As you enter the cathedral, there are plenty of signs warning that photography is not allowed anywhere in the building. I thought that this was a real shame as the interior was even more stunning than the exterior but obviously, I would always respect some where's rules and wishes. As well as photography not being allowed, I would also say that respect is a big thing in this cathedral as it is used for services. Most people were quiet as they walked around the cathedral making the most of its beauty and the extravagant decoration. Fitting in with the exterior's use of gold, inside is a large gold screen which houses 13 religious paintings as well as a large gold door. This screen was sectioned off though so you aren't able to get very close to it. The rest of the interior is adorned with more spectacular religious paintings as well as lit candles all around. Although I am not religious at all, I could truly appreciate the work that has gone into this cathedral and how people who attend services here must feel.

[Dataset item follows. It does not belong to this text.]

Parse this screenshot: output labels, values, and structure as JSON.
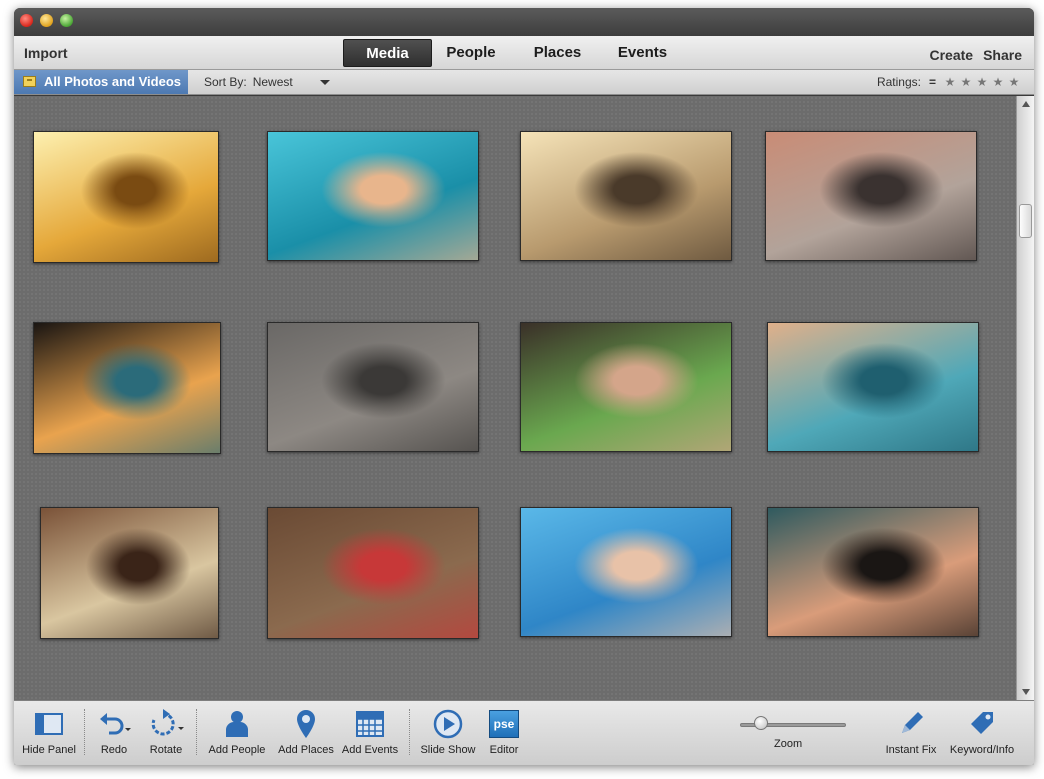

We visited the cathedral at around midday and it was swarming with people. It seemed like a lot of the tourists visiting at this time were on group walking tours and as they were all at the same time, I would advise people to go in the late afternoon when it will be less busy. Entrance to the cathedral is free but there is a gift shop where you are encouraged to buy souvenirs where a lot of the proceeds go towards the upkeep of the building. The gift shop mainly sells postcards and candles and these you are able to light and place around the cathedral itself which I thought was a really nice touch for anyone who is religious. I only bought a couple of postcards but they were well priced at 0,70.
While I was sad that I couldn't take photos of the interior, I did purchase a couple of postcards which show this part of the cathedral so I will be able to always remember how beautiful it was. Alexander Nevsky Cathedral isn't a place that takes a long time to visit and you can really stay as long or as short as you please but it is definitely worth while to take your time and take in the amazing interior decoration. I am so glad that I made the trip up Toompea Hill to see this cathedral and it was certainly a highlight of my visit to Tallinn.
== Opening Hours ==
1st May - 30th September
Monday - Friday: 8am - 7pm
Saturday: 8am - 8pm
Sunday: 8am - 7pm